PROBLEM ▸
Line by line, restate the material word for word, omitting any image.

DATA SHOWN ▸
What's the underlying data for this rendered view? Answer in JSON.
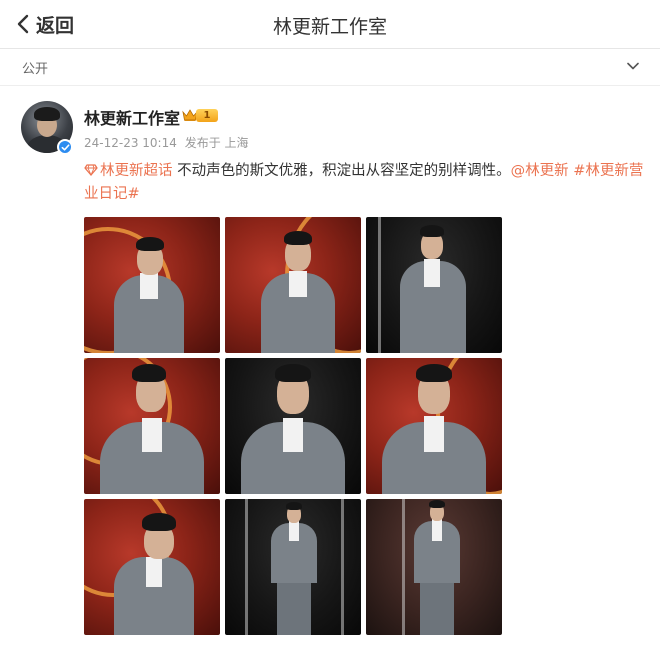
{
  "header": {
    "back_label": "返回",
    "title": "林更新工作室"
  },
  "visibility": {
    "label": "公开"
  },
  "author": {
    "name": "林更新工作室",
    "level": "1",
    "timestamp": "24-12-23 10:14",
    "location": "发布于 上海"
  },
  "post": {
    "topic": "林更新超话",
    "text": " 不动声色的斯文优雅，积淀出从容坚定的别样调性。",
    "mention": "@林更新",
    "hashtag": "#林更新营业日记#"
  },
  "colors": {
    "link": "#eb7350",
    "verified": "#2d8cf0",
    "badge": "#f3a31a"
  },
  "icons": {
    "back": "chevron-left-icon",
    "visibility_toggle": "chevron-down-icon",
    "verified": "verified-badge-icon",
    "crown": "crown-icon",
    "topic": "diamond-topic-icon"
  }
}
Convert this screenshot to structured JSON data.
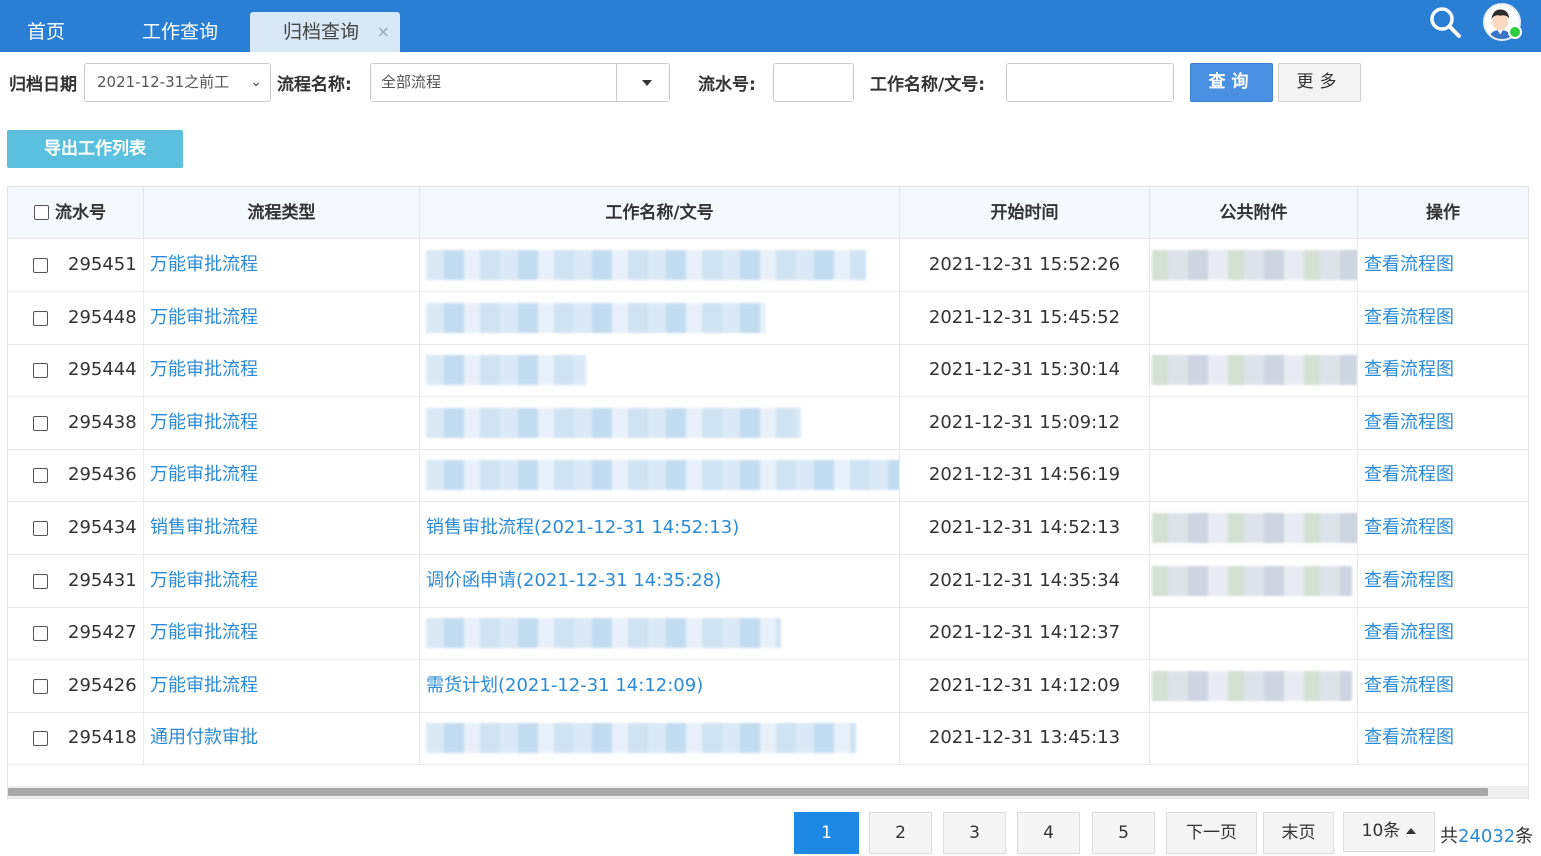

SOLUTION BELOW ▸
What's the underlying data for this rendered view? Answer in JSON.
{
  "header": {
    "back_label": "返回",
    "title": "林更新工作室"
  },
  "visibility": {
    "label": "公开"
  },
  "author": {
    "name": "林更新工作室",
    "level": "1",
    "timestamp": "24-12-23 10:14",
    "location": "发布于 上海"
  },
  "post": {
    "topic": "林更新超话",
    "text": " 不动声色的斯文优雅，积淀出从容坚定的别样调性。",
    "mention": "@林更新",
    "hashtag": "#林更新营业日记#"
  },
  "colors": {
    "link": "#eb7350",
    "verified": "#2d8cf0",
    "badge": "#f3a31a"
  },
  "icons": {
    "back": "chevron-left-icon",
    "visibility_toggle": "chevron-down-icon",
    "verified": "verified-badge-icon",
    "crown": "crown-icon",
    "topic": "diamond-topic-icon"
  }
}
Convert this screenshot to structured JSON data.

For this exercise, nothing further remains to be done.